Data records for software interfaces
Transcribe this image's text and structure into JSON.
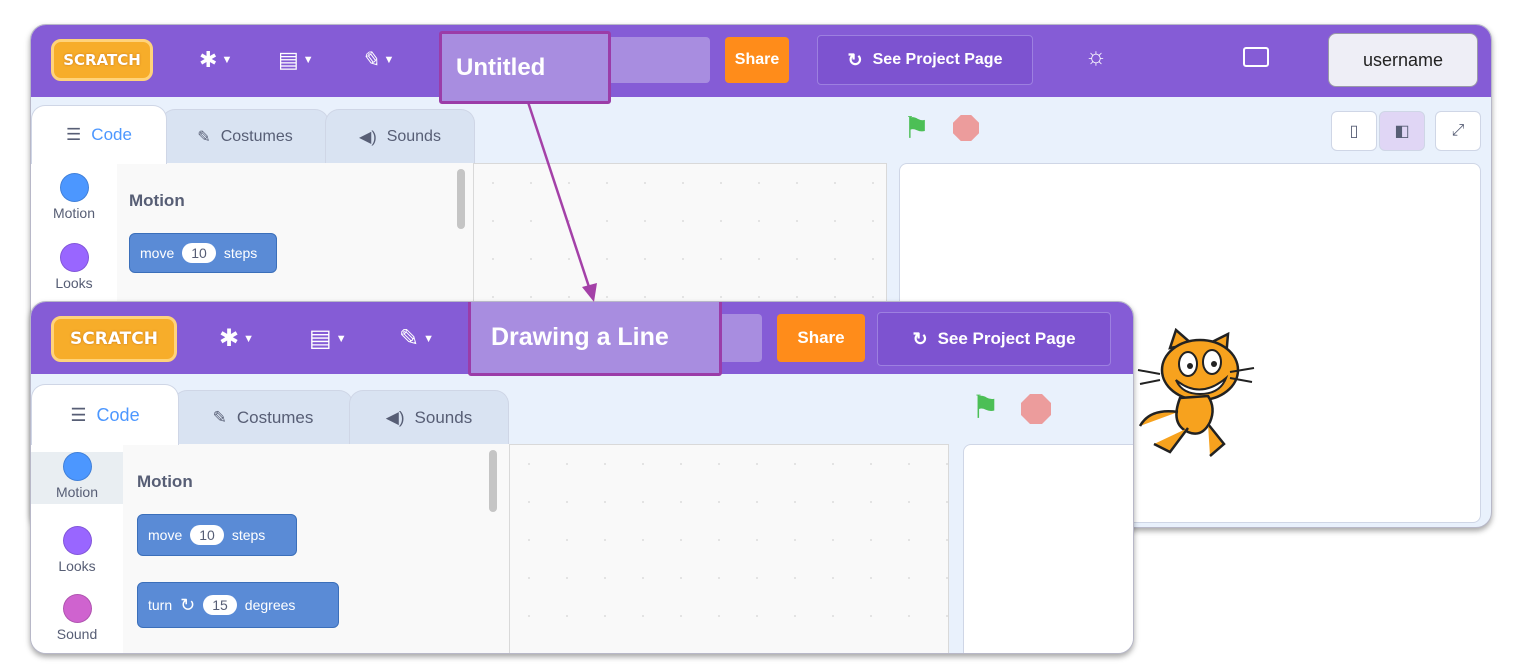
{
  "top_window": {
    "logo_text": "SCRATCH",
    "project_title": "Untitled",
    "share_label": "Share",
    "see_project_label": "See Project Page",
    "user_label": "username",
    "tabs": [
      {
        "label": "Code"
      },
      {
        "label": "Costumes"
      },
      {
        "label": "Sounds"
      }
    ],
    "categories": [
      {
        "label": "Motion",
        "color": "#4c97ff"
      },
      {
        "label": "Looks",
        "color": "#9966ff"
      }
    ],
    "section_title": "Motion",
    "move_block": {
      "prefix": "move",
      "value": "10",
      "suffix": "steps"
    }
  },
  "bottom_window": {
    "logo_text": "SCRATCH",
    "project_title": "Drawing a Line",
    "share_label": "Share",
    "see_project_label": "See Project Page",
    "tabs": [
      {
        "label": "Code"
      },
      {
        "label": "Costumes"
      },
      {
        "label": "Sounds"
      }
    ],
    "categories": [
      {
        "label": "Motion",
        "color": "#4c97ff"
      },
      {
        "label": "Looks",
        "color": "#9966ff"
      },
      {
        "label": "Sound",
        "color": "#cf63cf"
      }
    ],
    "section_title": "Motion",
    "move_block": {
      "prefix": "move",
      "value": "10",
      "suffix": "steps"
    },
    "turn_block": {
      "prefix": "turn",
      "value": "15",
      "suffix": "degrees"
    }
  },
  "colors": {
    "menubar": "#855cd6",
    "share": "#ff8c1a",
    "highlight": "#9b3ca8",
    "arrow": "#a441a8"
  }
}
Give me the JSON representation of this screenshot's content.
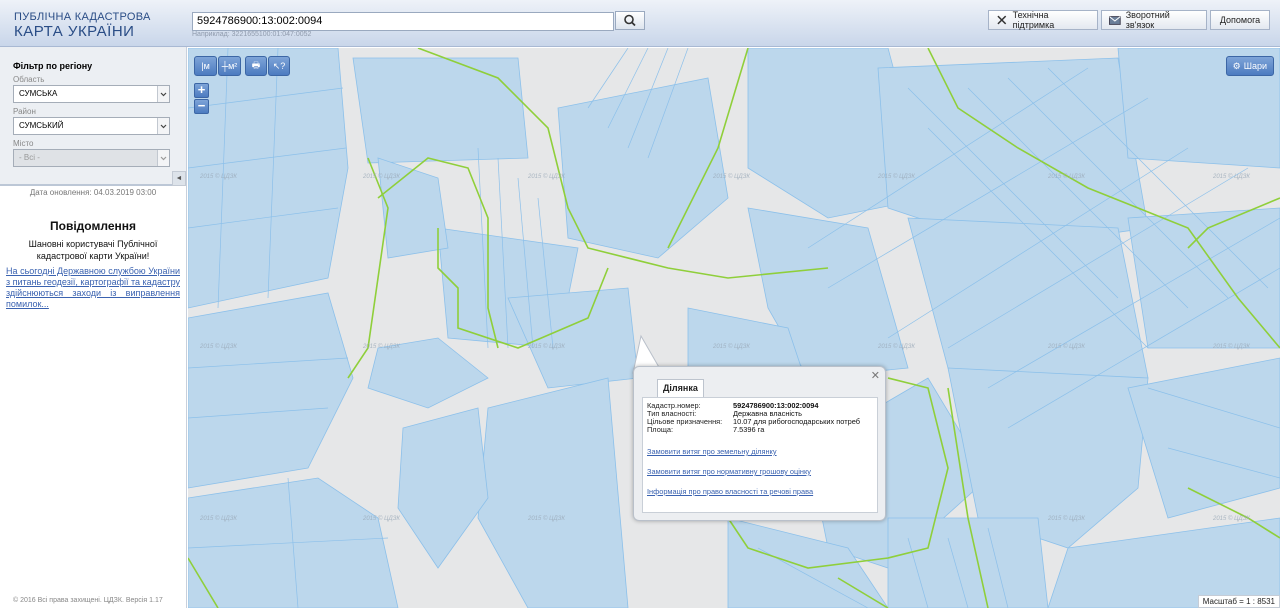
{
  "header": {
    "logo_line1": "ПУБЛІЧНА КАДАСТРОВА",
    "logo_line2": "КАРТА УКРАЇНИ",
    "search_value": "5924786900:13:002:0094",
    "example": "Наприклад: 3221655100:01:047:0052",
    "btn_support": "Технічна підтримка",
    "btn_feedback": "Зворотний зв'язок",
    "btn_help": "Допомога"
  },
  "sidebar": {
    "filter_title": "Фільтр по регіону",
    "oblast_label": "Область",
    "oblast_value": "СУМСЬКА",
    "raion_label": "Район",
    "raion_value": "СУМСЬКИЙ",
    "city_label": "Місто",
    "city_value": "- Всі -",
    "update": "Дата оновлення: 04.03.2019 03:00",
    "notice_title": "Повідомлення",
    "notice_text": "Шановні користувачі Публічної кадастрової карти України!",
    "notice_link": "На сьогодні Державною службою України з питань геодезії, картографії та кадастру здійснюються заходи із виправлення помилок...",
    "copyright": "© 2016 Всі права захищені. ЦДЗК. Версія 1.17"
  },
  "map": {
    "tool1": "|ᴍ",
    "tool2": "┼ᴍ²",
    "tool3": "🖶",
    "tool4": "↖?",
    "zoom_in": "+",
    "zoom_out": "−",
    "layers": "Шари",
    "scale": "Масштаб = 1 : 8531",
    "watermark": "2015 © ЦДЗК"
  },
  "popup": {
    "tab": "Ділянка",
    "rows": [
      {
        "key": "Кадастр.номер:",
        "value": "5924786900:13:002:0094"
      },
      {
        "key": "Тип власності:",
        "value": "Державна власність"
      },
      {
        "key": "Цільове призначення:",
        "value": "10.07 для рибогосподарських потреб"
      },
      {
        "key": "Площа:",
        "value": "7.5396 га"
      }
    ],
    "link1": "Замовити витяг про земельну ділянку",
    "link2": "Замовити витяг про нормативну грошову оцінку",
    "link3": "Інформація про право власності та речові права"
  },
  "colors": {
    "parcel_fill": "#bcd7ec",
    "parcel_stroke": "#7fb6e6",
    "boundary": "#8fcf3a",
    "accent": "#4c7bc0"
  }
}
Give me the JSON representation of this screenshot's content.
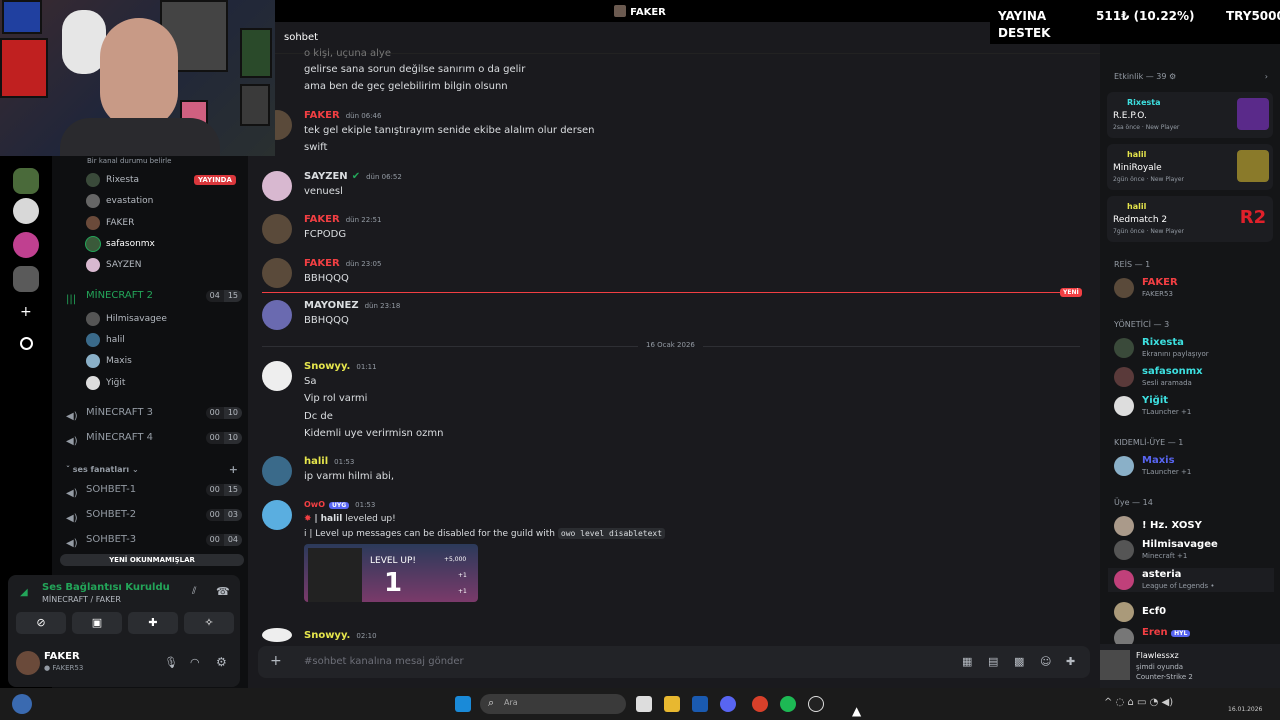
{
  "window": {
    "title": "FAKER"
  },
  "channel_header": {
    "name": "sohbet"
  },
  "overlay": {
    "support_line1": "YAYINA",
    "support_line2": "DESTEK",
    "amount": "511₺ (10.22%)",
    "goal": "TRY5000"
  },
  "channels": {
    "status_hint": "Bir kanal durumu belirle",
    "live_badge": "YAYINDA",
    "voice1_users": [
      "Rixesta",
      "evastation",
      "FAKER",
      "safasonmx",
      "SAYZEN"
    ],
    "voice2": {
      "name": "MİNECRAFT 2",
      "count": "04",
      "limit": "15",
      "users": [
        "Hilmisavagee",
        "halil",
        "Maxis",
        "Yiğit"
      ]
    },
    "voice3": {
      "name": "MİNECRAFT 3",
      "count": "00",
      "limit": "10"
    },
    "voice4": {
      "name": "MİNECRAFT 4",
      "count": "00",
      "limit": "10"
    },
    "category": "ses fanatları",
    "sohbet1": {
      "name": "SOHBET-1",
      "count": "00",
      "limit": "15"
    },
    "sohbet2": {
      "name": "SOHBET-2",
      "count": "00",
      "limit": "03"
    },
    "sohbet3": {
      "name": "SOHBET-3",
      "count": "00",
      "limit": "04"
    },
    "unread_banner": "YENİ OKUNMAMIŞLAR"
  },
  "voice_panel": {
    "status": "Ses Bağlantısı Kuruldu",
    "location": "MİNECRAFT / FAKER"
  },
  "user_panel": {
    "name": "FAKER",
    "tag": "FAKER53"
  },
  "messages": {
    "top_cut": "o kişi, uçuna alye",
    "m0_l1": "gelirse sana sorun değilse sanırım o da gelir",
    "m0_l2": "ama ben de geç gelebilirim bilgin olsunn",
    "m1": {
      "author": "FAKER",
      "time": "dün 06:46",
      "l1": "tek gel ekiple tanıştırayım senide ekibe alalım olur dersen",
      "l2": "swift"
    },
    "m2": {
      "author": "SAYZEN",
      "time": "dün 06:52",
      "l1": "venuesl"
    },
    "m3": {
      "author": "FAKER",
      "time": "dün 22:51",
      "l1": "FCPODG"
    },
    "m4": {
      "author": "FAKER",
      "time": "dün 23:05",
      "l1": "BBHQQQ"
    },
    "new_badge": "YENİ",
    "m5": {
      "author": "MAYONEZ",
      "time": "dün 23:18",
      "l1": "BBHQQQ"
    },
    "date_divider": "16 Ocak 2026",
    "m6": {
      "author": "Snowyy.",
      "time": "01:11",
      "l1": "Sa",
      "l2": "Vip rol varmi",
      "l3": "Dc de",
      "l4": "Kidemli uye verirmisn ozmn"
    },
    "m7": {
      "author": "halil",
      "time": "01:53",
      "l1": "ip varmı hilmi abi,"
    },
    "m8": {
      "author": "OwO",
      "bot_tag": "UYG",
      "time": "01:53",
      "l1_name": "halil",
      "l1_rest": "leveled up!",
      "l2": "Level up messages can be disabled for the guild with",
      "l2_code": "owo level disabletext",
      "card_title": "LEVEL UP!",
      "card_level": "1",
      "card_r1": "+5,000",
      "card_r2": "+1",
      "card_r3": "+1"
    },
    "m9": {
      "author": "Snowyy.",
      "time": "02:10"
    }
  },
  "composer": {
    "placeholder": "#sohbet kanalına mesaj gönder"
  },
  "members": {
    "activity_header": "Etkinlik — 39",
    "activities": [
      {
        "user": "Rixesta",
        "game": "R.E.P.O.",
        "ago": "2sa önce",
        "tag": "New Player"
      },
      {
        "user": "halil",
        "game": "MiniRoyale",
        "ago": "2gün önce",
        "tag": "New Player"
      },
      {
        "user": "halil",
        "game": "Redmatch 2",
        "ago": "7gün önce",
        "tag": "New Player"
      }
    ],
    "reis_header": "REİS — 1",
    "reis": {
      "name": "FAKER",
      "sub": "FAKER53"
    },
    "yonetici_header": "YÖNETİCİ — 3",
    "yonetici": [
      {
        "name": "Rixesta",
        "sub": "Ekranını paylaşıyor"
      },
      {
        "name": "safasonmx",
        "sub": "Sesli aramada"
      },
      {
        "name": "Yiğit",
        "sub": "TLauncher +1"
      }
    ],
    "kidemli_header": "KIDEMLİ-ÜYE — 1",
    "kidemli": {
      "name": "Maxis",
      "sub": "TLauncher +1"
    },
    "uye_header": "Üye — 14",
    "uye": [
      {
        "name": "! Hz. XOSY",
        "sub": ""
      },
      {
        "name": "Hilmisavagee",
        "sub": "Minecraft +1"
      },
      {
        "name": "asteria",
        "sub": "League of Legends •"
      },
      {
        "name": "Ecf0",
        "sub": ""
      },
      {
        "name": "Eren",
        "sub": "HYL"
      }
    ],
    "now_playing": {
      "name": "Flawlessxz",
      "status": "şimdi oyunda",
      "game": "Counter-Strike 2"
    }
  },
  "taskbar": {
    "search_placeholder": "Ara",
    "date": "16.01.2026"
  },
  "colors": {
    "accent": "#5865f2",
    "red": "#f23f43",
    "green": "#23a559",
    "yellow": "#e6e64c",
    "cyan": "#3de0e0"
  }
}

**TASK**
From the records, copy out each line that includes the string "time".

**THE ANSWER**
      "time": "dün 06:46",
      "time": "dün 06:52",
      "time": "dün 22:51",
      "time": "dün 23:05",
      "time": "dün 23:18",
      "time": "01:11",
      "time": "01:53",
      "time": "01:53",
      "time": "02:10"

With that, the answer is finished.